[TASK INSTRUCTIONS]
Each line in the entries below that holds the word "title" belongs in the answer.

***** DATASET ENTRIES

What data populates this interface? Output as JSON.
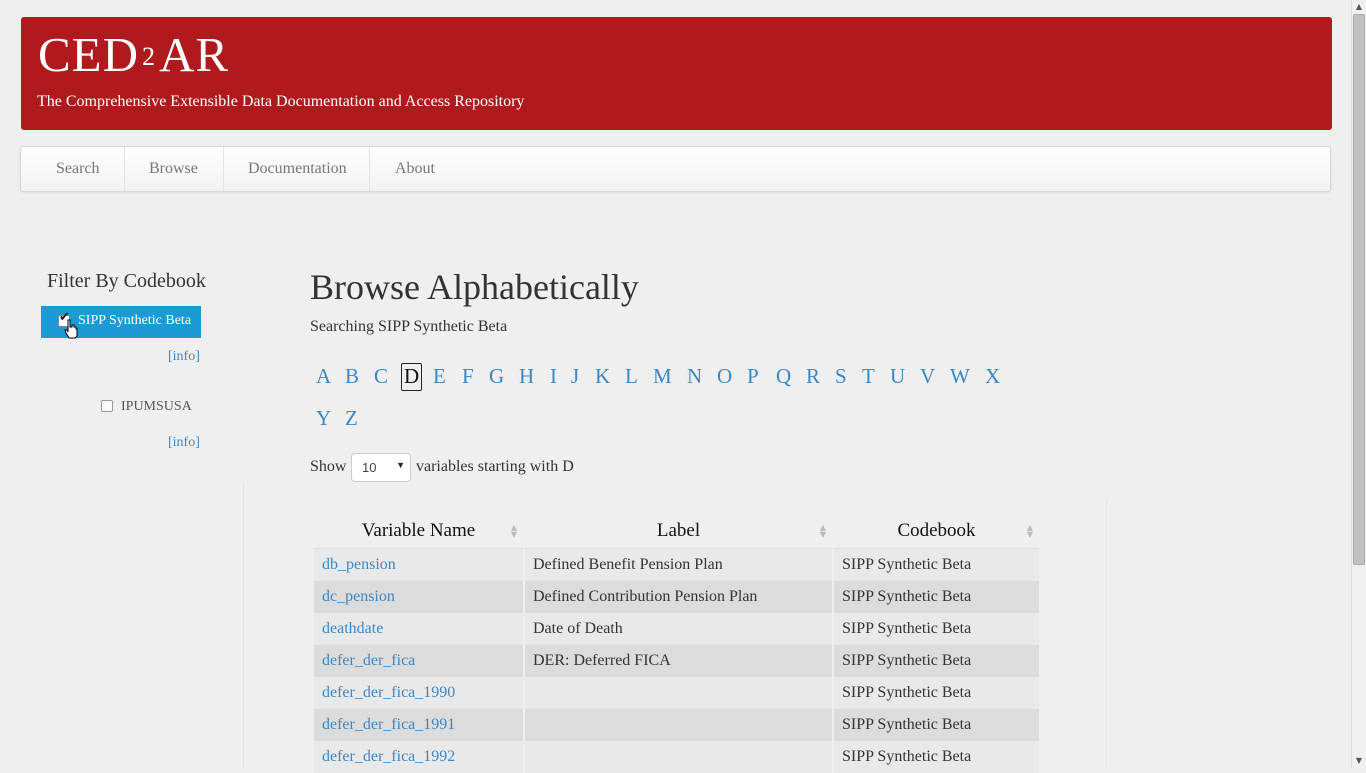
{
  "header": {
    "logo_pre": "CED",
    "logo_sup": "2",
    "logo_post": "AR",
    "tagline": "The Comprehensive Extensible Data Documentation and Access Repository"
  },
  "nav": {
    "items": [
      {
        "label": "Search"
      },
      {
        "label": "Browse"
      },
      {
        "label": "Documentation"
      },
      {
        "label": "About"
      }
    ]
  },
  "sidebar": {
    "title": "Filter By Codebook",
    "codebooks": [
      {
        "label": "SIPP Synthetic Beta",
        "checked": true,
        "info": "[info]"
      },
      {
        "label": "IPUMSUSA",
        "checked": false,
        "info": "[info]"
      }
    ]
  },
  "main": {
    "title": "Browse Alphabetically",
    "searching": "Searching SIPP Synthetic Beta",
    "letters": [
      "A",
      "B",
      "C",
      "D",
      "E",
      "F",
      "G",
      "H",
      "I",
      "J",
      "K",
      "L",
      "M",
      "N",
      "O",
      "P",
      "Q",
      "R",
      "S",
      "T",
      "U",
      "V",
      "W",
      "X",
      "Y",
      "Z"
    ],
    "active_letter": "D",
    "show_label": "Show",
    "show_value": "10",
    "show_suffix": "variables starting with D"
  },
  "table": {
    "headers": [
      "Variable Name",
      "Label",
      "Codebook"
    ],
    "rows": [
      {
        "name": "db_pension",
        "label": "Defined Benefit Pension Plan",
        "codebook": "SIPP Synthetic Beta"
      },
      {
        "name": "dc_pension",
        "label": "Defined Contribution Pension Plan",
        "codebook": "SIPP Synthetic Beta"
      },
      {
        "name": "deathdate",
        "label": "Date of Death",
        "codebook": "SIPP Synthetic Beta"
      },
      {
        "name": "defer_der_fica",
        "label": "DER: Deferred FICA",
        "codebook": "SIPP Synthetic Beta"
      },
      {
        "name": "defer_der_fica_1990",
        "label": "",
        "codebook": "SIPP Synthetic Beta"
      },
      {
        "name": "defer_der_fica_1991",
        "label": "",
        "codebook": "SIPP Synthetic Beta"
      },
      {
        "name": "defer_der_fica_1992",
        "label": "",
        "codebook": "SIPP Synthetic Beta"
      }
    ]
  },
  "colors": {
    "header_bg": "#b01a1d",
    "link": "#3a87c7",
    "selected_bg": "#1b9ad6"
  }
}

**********
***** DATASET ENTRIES

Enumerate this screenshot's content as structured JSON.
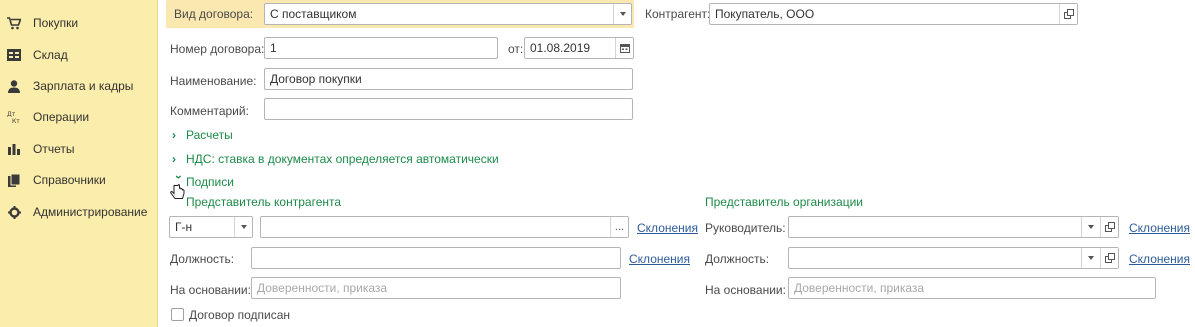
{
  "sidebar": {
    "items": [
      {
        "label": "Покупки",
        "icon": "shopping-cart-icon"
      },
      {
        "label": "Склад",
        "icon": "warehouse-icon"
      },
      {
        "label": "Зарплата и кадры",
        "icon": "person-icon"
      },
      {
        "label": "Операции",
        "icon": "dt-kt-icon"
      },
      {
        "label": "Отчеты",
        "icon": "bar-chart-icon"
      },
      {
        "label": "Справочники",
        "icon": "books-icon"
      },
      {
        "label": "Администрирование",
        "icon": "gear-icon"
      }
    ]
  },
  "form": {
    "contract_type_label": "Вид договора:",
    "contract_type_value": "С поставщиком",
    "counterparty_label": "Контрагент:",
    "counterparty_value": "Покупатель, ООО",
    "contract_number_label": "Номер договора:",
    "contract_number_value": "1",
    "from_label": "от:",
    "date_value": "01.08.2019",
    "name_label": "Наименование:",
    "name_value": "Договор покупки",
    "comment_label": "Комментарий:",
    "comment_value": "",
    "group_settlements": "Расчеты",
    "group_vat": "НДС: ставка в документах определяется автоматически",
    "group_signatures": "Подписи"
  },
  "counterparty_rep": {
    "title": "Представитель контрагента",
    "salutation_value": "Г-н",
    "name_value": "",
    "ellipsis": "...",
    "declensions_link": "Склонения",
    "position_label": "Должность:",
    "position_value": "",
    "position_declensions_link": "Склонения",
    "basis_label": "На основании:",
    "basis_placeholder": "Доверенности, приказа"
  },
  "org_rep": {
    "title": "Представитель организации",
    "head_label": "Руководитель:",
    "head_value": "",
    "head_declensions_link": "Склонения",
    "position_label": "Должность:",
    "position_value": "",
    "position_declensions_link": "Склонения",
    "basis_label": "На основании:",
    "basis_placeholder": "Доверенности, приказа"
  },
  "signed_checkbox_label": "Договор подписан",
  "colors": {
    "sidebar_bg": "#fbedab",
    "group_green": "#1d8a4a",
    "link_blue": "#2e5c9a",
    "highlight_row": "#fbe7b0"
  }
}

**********

[RESPONSE]
    "title": "Filter By Codebook",
    "title": "Browse Alphabetically",
    "title": "Представитель контрагента",
    "title": "Представитель организации",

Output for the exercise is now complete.